So what is it that will truly engages today's consumer? Their mindset, and therefore behavioural patterns, have been seriously effected by the grim mix of economic downturn and natural disasters. People are tending towards 'the new normal' which is less about over spending, over indulging and over doing it and much more about quality, simplicity, authenticity.

This can translate through to enjoying the simpler things in life - more. Such as friends and family, socialising and spending quality time with loved ones. As such there is a 'treat yourself well' trend which brands can easily tap into.

This 'I deserve something nice' attitude goes hand in hand with kicking off shoes at the front door, a mental version of a hot towel.

Alcohol still represents the great 'unwind' - make it special and it offers comfort, a little affordable extravagance, something to bring friends together, to share.

Give it authenticity, underline its origin, if the brand has heritage play it up, take away anything gimmicky and it easily becomes premium.

Of course the biggest trend which everybody is jumping on currently is social media, which, despite the risk of deploying a social media strategy which has no core message, can be effective if well thought through.

It is vital however to first define what the big idea should be and then decide which is the best and most relevant channel to distribute the messaging.

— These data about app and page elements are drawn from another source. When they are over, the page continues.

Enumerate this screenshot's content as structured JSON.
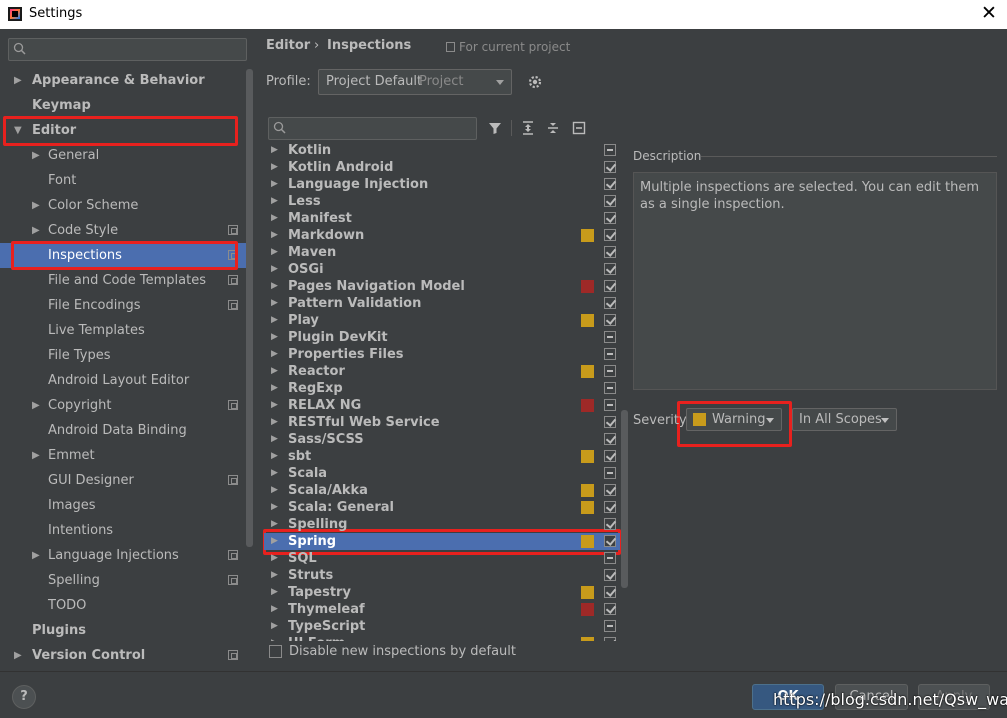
{
  "window": {
    "title": "Settings",
    "close_glyph": "✕"
  },
  "sidebar": {
    "search_placeholder": "",
    "items": [
      {
        "label": "Appearance & Behavior",
        "level": 0,
        "bold": true,
        "arrow": "▶"
      },
      {
        "label": "Keymap",
        "level": 0,
        "bold": true,
        "arrow": ""
      },
      {
        "label": "Editor",
        "level": 0,
        "bold": true,
        "arrow": "▼"
      },
      {
        "label": "General",
        "level": 1,
        "arrow": "▶"
      },
      {
        "label": "Font",
        "level": 1,
        "arrow": ""
      },
      {
        "label": "Color Scheme",
        "level": 1,
        "arrow": "▶"
      },
      {
        "label": "Code Style",
        "level": 1,
        "arrow": "▶",
        "project": true
      },
      {
        "label": "Inspections",
        "level": 1,
        "arrow": "",
        "project": true,
        "selected": true
      },
      {
        "label": "File and Code Templates",
        "level": 1,
        "arrow": "",
        "project": true
      },
      {
        "label": "File Encodings",
        "level": 1,
        "arrow": "",
        "project": true
      },
      {
        "label": "Live Templates",
        "level": 1,
        "arrow": ""
      },
      {
        "label": "File Types",
        "level": 1,
        "arrow": ""
      },
      {
        "label": "Android Layout Editor",
        "level": 1,
        "arrow": ""
      },
      {
        "label": "Copyright",
        "level": 1,
        "arrow": "▶",
        "project": true
      },
      {
        "label": "Android Data Binding",
        "level": 1,
        "arrow": ""
      },
      {
        "label": "Emmet",
        "level": 1,
        "arrow": "▶"
      },
      {
        "label": "GUI Designer",
        "level": 1,
        "arrow": "",
        "project": true
      },
      {
        "label": "Images",
        "level": 1,
        "arrow": ""
      },
      {
        "label": "Intentions",
        "level": 1,
        "arrow": ""
      },
      {
        "label": "Language Injections",
        "level": 1,
        "arrow": "▶",
        "project": true
      },
      {
        "label": "Spelling",
        "level": 1,
        "arrow": "",
        "project": true
      },
      {
        "label": "TODO",
        "level": 1,
        "arrow": ""
      },
      {
        "label": "Plugins",
        "level": 0,
        "bold": true,
        "arrow": ""
      },
      {
        "label": "Version Control",
        "level": 0,
        "bold": true,
        "arrow": "▶",
        "project": true
      }
    ]
  },
  "breadcrumb": {
    "part1": "Editor",
    "separator": "›",
    "part2": "Inspections",
    "project_note": "For current project"
  },
  "profile": {
    "label": "Profile:",
    "value": "Project Default",
    "scope": "Project"
  },
  "inspection_search_placeholder": "",
  "inspections": [
    {
      "label": "Kotlin",
      "severity": null,
      "check": "partial"
    },
    {
      "label": "Kotlin Android",
      "severity": null,
      "check": "on"
    },
    {
      "label": "Language Injection",
      "severity": null,
      "check": "on"
    },
    {
      "label": "Less",
      "severity": null,
      "check": "on"
    },
    {
      "label": "Manifest",
      "severity": null,
      "check": "on"
    },
    {
      "label": "Markdown",
      "severity": "#c89b1b",
      "check": "on"
    },
    {
      "label": "Maven",
      "severity": null,
      "check": "on"
    },
    {
      "label": "OSGi",
      "severity": null,
      "check": "on"
    },
    {
      "label": "Pages Navigation Model",
      "severity": "#9e2927",
      "check": "on"
    },
    {
      "label": "Pattern Validation",
      "severity": null,
      "check": "on"
    },
    {
      "label": "Play",
      "severity": "#c89b1b",
      "check": "on"
    },
    {
      "label": "Plugin DevKit",
      "severity": null,
      "check": "partial"
    },
    {
      "label": "Properties Files",
      "severity": null,
      "check": "partial"
    },
    {
      "label": "Reactor",
      "severity": "#c89b1b",
      "check": "partial"
    },
    {
      "label": "RegExp",
      "severity": null,
      "check": "partial"
    },
    {
      "label": "RELAX NG",
      "severity": "#9e2927",
      "check": "partial"
    },
    {
      "label": "RESTful Web Service",
      "severity": null,
      "check": "on"
    },
    {
      "label": "Sass/SCSS",
      "severity": null,
      "check": "on"
    },
    {
      "label": "sbt",
      "severity": "#c89b1b",
      "check": "on"
    },
    {
      "label": "Scala",
      "severity": null,
      "check": "partial"
    },
    {
      "label": "Scala/Akka",
      "severity": "#c89b1b",
      "check": "on"
    },
    {
      "label": "Scala: General",
      "severity": "#c89b1b",
      "check": "on"
    },
    {
      "label": "Spelling",
      "severity": null,
      "check": "on"
    },
    {
      "label": "Spring",
      "severity": "#c89b1b",
      "check": "on",
      "selected": true
    },
    {
      "label": "SQL",
      "severity": null,
      "check": "partial"
    },
    {
      "label": "Struts",
      "severity": null,
      "check": "on"
    },
    {
      "label": "Tapestry",
      "severity": "#c89b1b",
      "check": "on"
    },
    {
      "label": "Thymeleaf",
      "severity": "#9e2927",
      "check": "on"
    },
    {
      "label": "TypeScript",
      "severity": null,
      "check": "partial"
    },
    {
      "label": "UI Form",
      "severity": "#c89b1b",
      "check": "on"
    }
  ],
  "disable_new": {
    "label": "Disable new inspections by default",
    "checked": false
  },
  "description": {
    "title": "Description",
    "text": "Multiple inspections are selected. You can edit them as a single inspection."
  },
  "severity": {
    "label": "Severity:",
    "value": "Warning",
    "swatch": "#c89b1b",
    "scope": "In All Scopes"
  },
  "buttons": {
    "help": "?",
    "ok": "OK",
    "cancel": "Cancel",
    "apply": "Apply"
  },
  "watermark": "https://blog.csdn.net/Qsw_water",
  "colors": {
    "background": "#3c3f41",
    "selection": "#4b6eaf",
    "highlight_box": "#e8211e",
    "warning": "#c89b1b",
    "error": "#9e2927"
  }
}
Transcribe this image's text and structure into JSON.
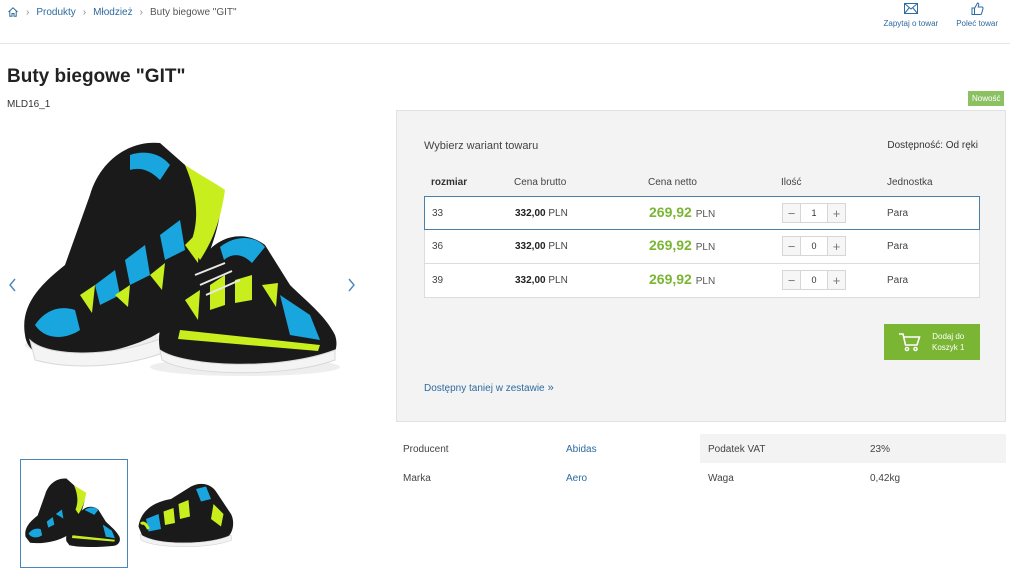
{
  "breadcrumb": {
    "items": [
      "Produkty",
      "Młodzież"
    ],
    "current": "Buty biegowe \"GIT\""
  },
  "top_actions": {
    "ask": "Zapytaj o towar",
    "recommend": "Poleć towar"
  },
  "product": {
    "title": "Buty biegowe \"GIT\"",
    "sku": "MLD16_1",
    "badge": "Nowość"
  },
  "variants": {
    "heading": "Wybierz wariant towaru",
    "availability": "Dostępność: Od ręki",
    "columns": {
      "size": "rozmiar",
      "gross": "Cena brutto",
      "net": "Cena netto",
      "qty": "Ilość",
      "unit": "Jednostka"
    },
    "rows": [
      {
        "size": "33",
        "gross": "332,00",
        "net": "269,92",
        "currency": "PLN",
        "qty": "1",
        "unit": "Para"
      },
      {
        "size": "36",
        "gross": "332,00",
        "net": "269,92",
        "currency": "PLN",
        "qty": "0",
        "unit": "Para"
      },
      {
        "size": "39",
        "gross": "332,00",
        "net": "269,92",
        "currency": "PLN",
        "qty": "0",
        "unit": "Para"
      }
    ],
    "cart_button": {
      "line1": "Dodaj do",
      "line2": "Koszyk 1"
    },
    "bundle_link": "Dostępny taniej w zestawie"
  },
  "attributes": [
    {
      "k1": "Producent",
      "v1": "Abidas",
      "k2": "Podatek VAT",
      "v2": "23%"
    },
    {
      "k1": "Marka",
      "v1": "Aero",
      "k2": "Waga",
      "v2": "0,42kg"
    }
  ],
  "colors": {
    "accent_green": "#7ab534",
    "link_blue": "#2d6a9f",
    "badge_green": "#8cc163"
  }
}
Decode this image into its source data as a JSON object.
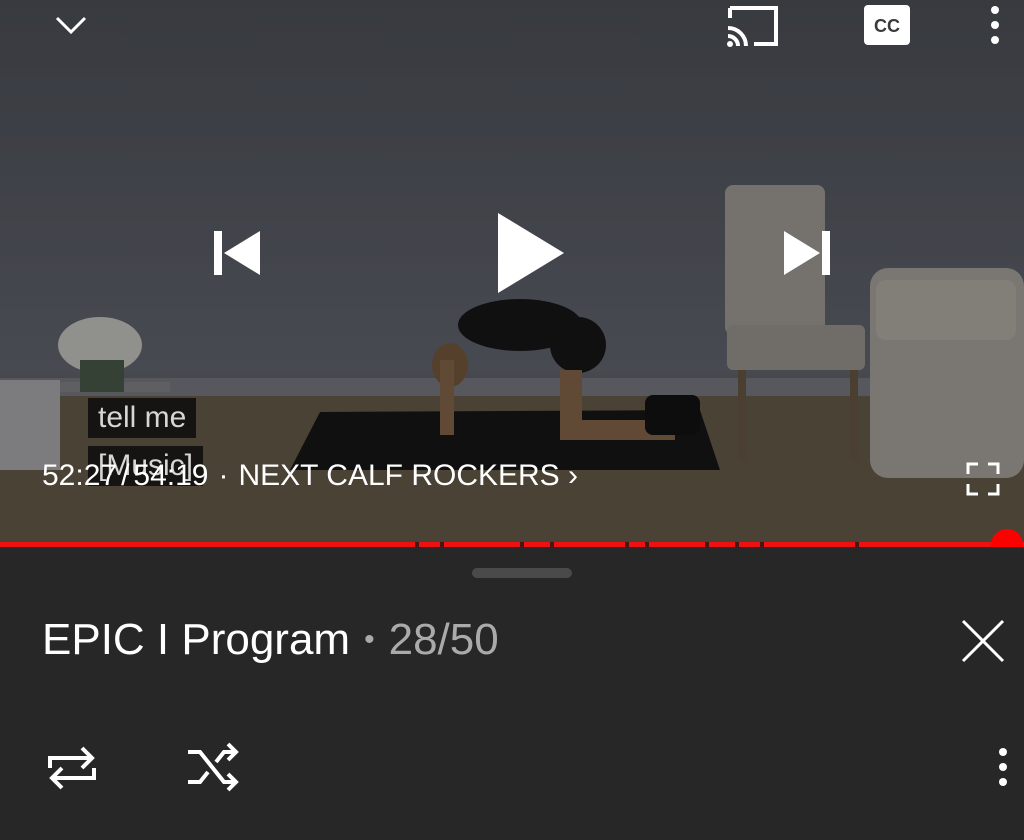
{
  "player": {
    "caption_line1": "tell me",
    "caption_line2": "[Music]",
    "current_time": "52:27",
    "time_separator": "/",
    "duration": "54:19",
    "next_separator": "·",
    "next_label": "NEXT CALF ROCKERS ›",
    "progress": 0.965,
    "accent_color": "#ff0000",
    "icons": [
      "chevron-down-icon",
      "cast-icon",
      "cc-icon",
      "more-vert-icon",
      "previous-icon",
      "play-icon",
      "next-icon",
      "fullscreen-icon"
    ]
  },
  "playlist": {
    "title": "EPIC I Program",
    "bullet": "•",
    "position": "28/50",
    "icons": [
      "close-icon",
      "repeat-icon",
      "shuffle-icon",
      "more-vert-icon"
    ]
  }
}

Not the other way around!

In the excitement of having so many ways of communicating with a target audience, there can be a tendency for a mad rush to get tweeting, have a Facebook fan page, start a blog and then try to cobble together a story or a message which, as a consequence, might turn out quite weak.

Those brands that are going for niche stories, the craft-brewed beers and the premium spirits with provenance have worked on story angles that highlight the human touch behind each brand. This is where social media really comes into its own - sharing a story. These emotional cues are the ones that resonate best with consumers' current mindsets.

Ciroc Vodka, by Diageo ran a New York based campaign together with rapper Sean Combs, called Safe Ride. Ciroc team members were handing out pre-paid gift cards which could be redeemed for taxi rides, a gesture straight from the brand's marketing heart. In one powerful campaign Ciroc Vodka showed they cared for their consumers' safety, they were being responsible and they were giving something back.

When Heineken hit 1 million likes on Facebook they celebrated by sending models out throughout Amsterdam, going from bar to bar giving guys hugs, 1 million in total - of course it was filmed, it is on YouTube and everyone had that warm fuzzy feeling.

Drinks marketers and brand managers who pump up their brand heritage, who go retro - think PepsiCo's 'throwback cans', who genuinely reach out with their consumer's happiness at the core of their campaigns are the ones who have really understood what the terms of engagement are about.

Nick Eve is chief executive of Pumphouse a specialist communications agency,